Finance minister Patrick Chinamasa’s US$4,1 billion 2017 National Budget has many deficiencies but two prominent ones have stuck out like a sore thumb: the celebration of mediocrity and the government’s stark refusal to live within its means.
Comment: The Zimbabwe Independent Editor
Once upon a time, Zimbabwe was an economic powerhouse in this part of Africa. Today, we are the problem child of an entire continent.
If we agree that a national budget is the single most important policy document of any government, we must also appreciate the need to subject the 2017 budget to meticulous scrutiny.
The size of the national budget should worry everyone. It has shrunk and stagnated since 2013, proving that the ZimAsset economic blueprint is a hollow political wish list with nothing useful to offer the long-suffering people of Zimbabwe.
Let’s put the size of the budget into proper perspective. Shoprite, a South African supermarket chain, posted a turnover of R130 billion in the year ending June 2016. This means Zimbabwe’s 2017 budget is less than half the turnover of a group of retail shops. In the circumstances, should we really be surprised that the South African company made a strategic decision to withdraw from Zimbabwe?
The underwhelming size of the budget is not the only headache. Government’s profligate spending, the refusal to live within its means, has become a major source of economic turmoil.
This failure to abide by the basic tenets of fiscal prudence is even reflected in the 2017 budget’s total projected revenue figure of US$3,7 billion. How on earth will the government finance the US$400 million deficit? It is trite economics that a government which budgets for failure cannot inspire confidence.

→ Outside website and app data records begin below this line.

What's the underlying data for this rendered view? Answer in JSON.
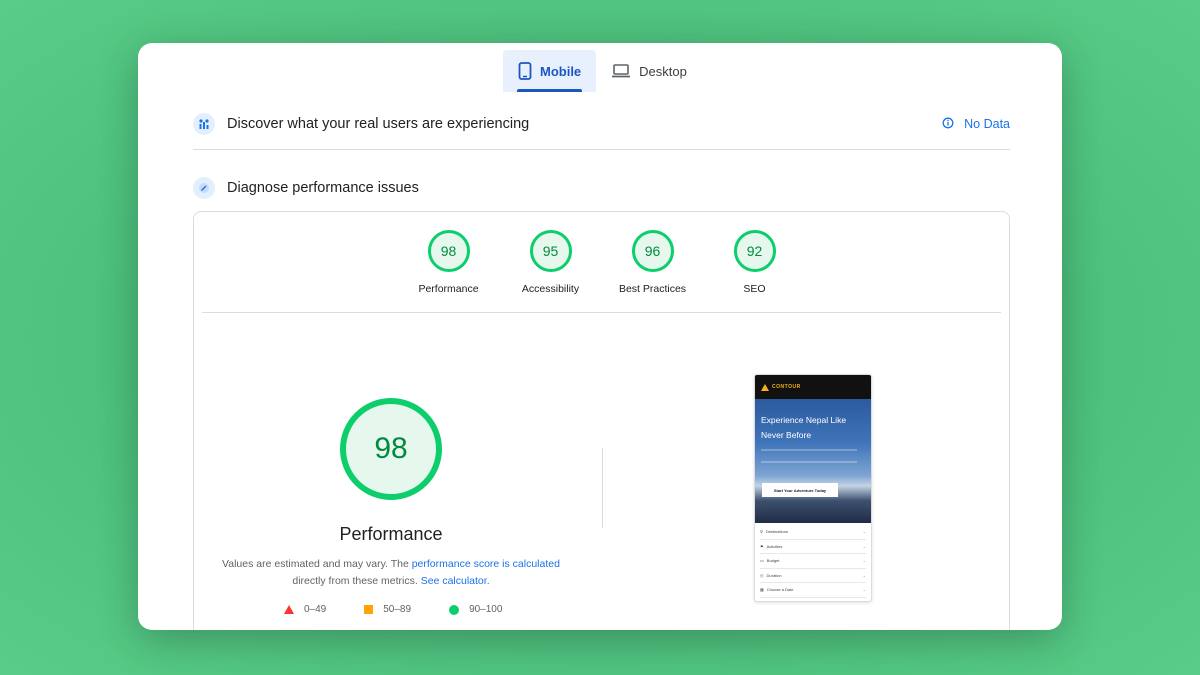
{
  "tabs": [
    {
      "label": "Mobile",
      "icon": "smartphone-icon",
      "active": true
    },
    {
      "label": "Desktop",
      "icon": "laptop-icon",
      "active": false
    }
  ],
  "field_data": {
    "title": "Discover what your real users are experiencing",
    "status": "No Data"
  },
  "diagnose": {
    "title": "Diagnose performance issues"
  },
  "scores": [
    {
      "label": "Performance",
      "value": "98"
    },
    {
      "label": "Accessibility",
      "value": "95"
    },
    {
      "label": "Best Practices",
      "value": "96"
    },
    {
      "label": "SEO",
      "value": "92"
    }
  ],
  "performance": {
    "score": "98",
    "title": "Performance",
    "note_before": "Values are estimated and may vary. The ",
    "note_link1": "performance score is calculated",
    "note_middle": " directly from these metrics. ",
    "note_link2": "See calculator.",
    "legend": [
      {
        "range": "0–49",
        "color": "#ff3333",
        "shape": "triangle"
      },
      {
        "range": "50–89",
        "color": "#ffa400",
        "shape": "square"
      },
      {
        "range": "90–100",
        "color": "#0cce6b",
        "shape": "circle"
      }
    ]
  },
  "preview": {
    "logo": "CONTOUR",
    "logo_sub": "EXPEDITIONS",
    "headline": "Experience Nepal Like Never Before",
    "cta": "Start Your Adventure Today",
    "fields": [
      "Destinations",
      "Activities",
      "Budget",
      "Duration",
      "Choose a Date"
    ]
  },
  "colors": {
    "pass": "#0cce6b",
    "accent": "#1a73e8",
    "background": "#4fc783"
  }
}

The government lacks fiscal discipline. There is no demonstrable willingness to maintain smooth financial system operations or uphold long-term fiscal health and stability.
Government domestic debt — which stood at US$3,7 billion as at October 2016 — is clearly unsustainable. In a normal economy, Treasury Bills (TBs) are a useful short-term instrument for raising funds via open market operations. But in Zimbabwe’s case, TBs have not been deployed prudently. In fact, TBs are a ticking time bomb. Long before bond notes spooked the market, the authorities were churning out TBs which, to all intents and purposes, were effectively a local currency by another name.
TBs constitute a major component of government domestic debt. Taking into consideration the high likelihood of default upon maturity by the broke government, the commercial paper is posing significant systemic risk to banks and the entire financial sector.
President Robert Mugabe’s government knows the solution to all this: far-reaching reforms. Predictably, there is a stubborn reluctance to ring in the changes. The political will is simply not there— that is why the Zimbabwean crisis is essentially centred on leadership failure. But Mugabe must be told that the pressing need for austerity is no longer a dismissible opposition slogan, but a strategic imperative for national survival.